At Nozbe we all work from our homes. We're really a "No Office" company. And as the CEO I usually work from my home office. I really love my home office. It's the best place for me to work. But not this November. We have a renovation going on at the house and we had to move to a rented apartment for a month. And because of the works at the house, my home office has no electricity at the moment, so I can't work there. So I took a month off... right? Nope. No I did not. I couldn't. November is usually our busiest time at Nozbe so I had to work even more than usual... and I had to make it happen in these unusual circumstances. What I noticed over the last month was that I was working at different places depending on my tasks. I was living a remote worker's dream: "if there is a specific task, there is an office for that". Here's how it went down:

My different offices

I originally posted this on Medium where I post about remote working as a part of NoOffice publication. I'd appreciate if you followed me there and recommended my posts, thanks!

Let's start with the Internet connection...

At my home people are working so most of the house has no electricity. That's why I moved my router to the garage (level -1) and thanks to that I had my high-speed broadband connection right there in the garage and in the kitchen above it.

In the apartment we rented there is WiFi... but it's very slow and unstable. So it does work most of the time, but you cannot rely on it. And let me repeat that: it's painfully slow...

Most of my devices have 4G/LTE sim cards: iPhone 6s Plus, iPad Pro, iPad Air2, so in theory they are connected all of the time. I sometimes use my wife's Macbook Pro which solely relies on the WiFi unfortunately.

Now that we've defined how I'm connecting to the Internet, let's get down to my tasks and my different offices, here goes:

Friday, November 6, 2015

☆ The Pyramid of Communication in a Remotely Working team

In the 18th episode of The Podcast with Radek we talked about how we use different tools for different types of communication. The credit for this idea goes to Radek (just listen to the episode and him explaining the thing) but the credit to the way we’ve developed it goes to the entire Nozbe team. And I strongly believe companies NOT working remotely should also pay attention to this because this is how you get meetings done efficiently. And when you’re located in the same place, you might be abusing one form of communication and under-using another one. OK, I’m getting confusing now. Anyway, this advice below is good for both, remotely and non-remotely working teams. Here goes:

pyramid of communication

I originally posted this on Medium where I post about remote working as a part of NoOffice publication. I'd appreciate if you followed me there and recommended my posts, thanks!

The Foundation — Level 1: Asynchronous communication with Nozbe and Github

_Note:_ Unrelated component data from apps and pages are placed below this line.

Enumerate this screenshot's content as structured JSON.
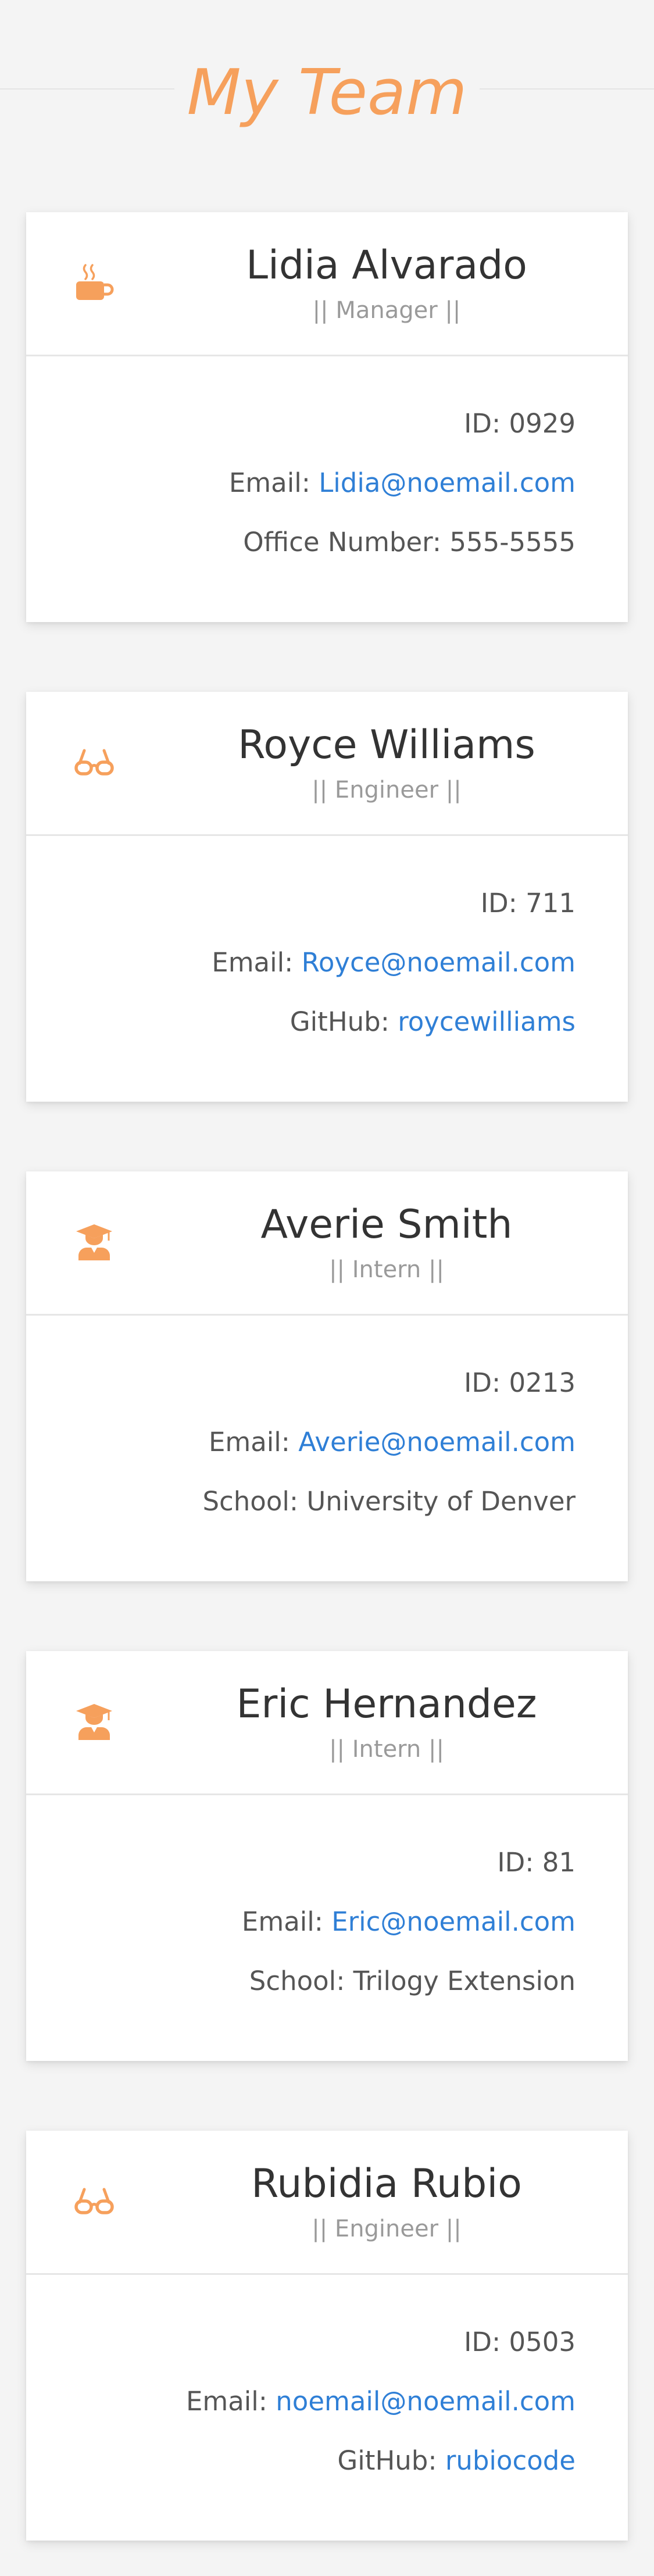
{
  "header": {
    "title": "My Team"
  },
  "colors": {
    "accent": "#f6a05c",
    "link": "#2f7fd6",
    "text": "#555555"
  },
  "labels": {
    "id": "ID:",
    "email": "Email:",
    "office": "Office Number:",
    "github": "GitHub:",
    "school": "School:"
  },
  "team": [
    {
      "name": "Lidia Alvarado",
      "role": "|| Manager ||",
      "icon": "coffee-mug-icon",
      "id": "0929",
      "email": "Lidia@noemail.com",
      "office": "555-5555"
    },
    {
      "name": "Royce Williams",
      "role": "|| Engineer ||",
      "icon": "glasses-icon",
      "id": "711",
      "email": "Royce@noemail.com",
      "github": "roycewilliams"
    },
    {
      "name": "Averie Smith",
      "role": "|| Intern ||",
      "icon": "graduate-icon",
      "id": "0213",
      "email": "Averie@noemail.com",
      "school": "University of Denver"
    },
    {
      "name": "Eric Hernandez",
      "role": "|| Intern ||",
      "icon": "graduate-icon",
      "id": "81",
      "email": "Eric@noemail.com",
      "school": "Trilogy Extension"
    },
    {
      "name": "Rubidia Rubio",
      "role": "|| Engineer ||",
      "icon": "glasses-icon",
      "id": "0503",
      "email": "noemail@noemail.com",
      "github": "rubiocode"
    }
  ]
}
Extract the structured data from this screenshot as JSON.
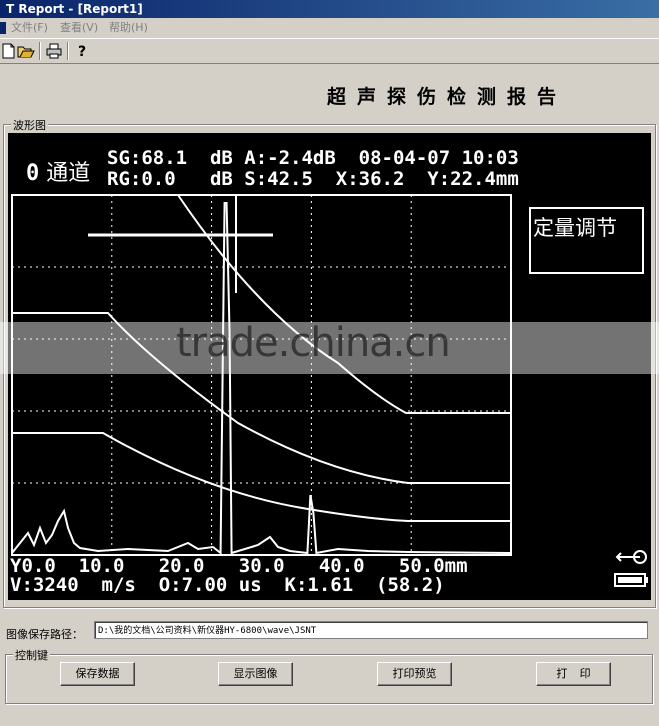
{
  "window": {
    "title": "T Report - [Report1]"
  },
  "menu": {
    "items": [
      "文件(F)",
      "查看(V)",
      "帮助(H)"
    ]
  },
  "toolbar": {
    "icons": [
      "new-file-icon",
      "open-folder-icon",
      "print-icon",
      "help-icon"
    ]
  },
  "report": {
    "title": "超声探伤检测报告"
  },
  "waveform": {
    "group_label": "波形图",
    "channel": {
      "number": "0",
      "label": "通道"
    },
    "line1": "SG:68.1  dB A:-2.4dB  08-04-07 10:03",
    "line2": "RG:0.0   dB S:42.5  X:36.2  Y:22.4mm",
    "quant_box": "定量调节",
    "axis_line": "Y0.0  10.0   20.0   30.0   40.0   50.0mm",
    "bottom_line": "V:3240  m/s  O:7.00 us  K:1.61  (58.2)",
    "chart_data": {
      "type": "line",
      "x": [
        0,
        10,
        20,
        30,
        40,
        50
      ],
      "xunit": "mm",
      "xlim": [
        0,
        50
      ],
      "peaks_x": [
        21.5,
        30.0
      ],
      "grid": true
    },
    "colors": {
      "screen": "#000000",
      "trace": "#ffffff"
    }
  },
  "watermark": "trade.china.cn",
  "save_path": {
    "label": "图像保存路径：",
    "value": "D:\\我的文档\\公司资料\\新仪器HY-6800\\wave\\JSNT"
  },
  "controls": {
    "group_label": "控制键",
    "save": "保存数据",
    "show": "显示图像",
    "preview": "打印预览",
    "print": "打    印"
  }
}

The tools we use most are Nozbe (to manage our projects and tasks) and Github (to manage code — we’re after all a software company). Communicating through these tools is slow, but more deliberate and most efficient. When you share a project with someone, you can create a task for them, add a comment… and you expect the other person to deal with it when they see fit. You know this task is now on their Priority list and when they review the list, they’ll see the task and get on with it. The same goes to Github. You work on code, you commit it, you review other commits. You add comments. At your own pace.

Communication here is asynchronous because what you do in Nozbe and Github requires blocks of focused time. And responses from other people require also focused time. So these tools are not designed to bother others (although we do have push notifications there if we want), these tools are designed to get stuff done effectively with full focus on tasks and code at hand. With these tools we move projects (and code) forward together, while each of us moves at their own pace.

Again, the key word here is “focused time”. This is what we, knowledge workers need the most to get things done. And I’d argue that we, who work remotely, have more of it than the rest. But I digress, let’s move on to the second phase: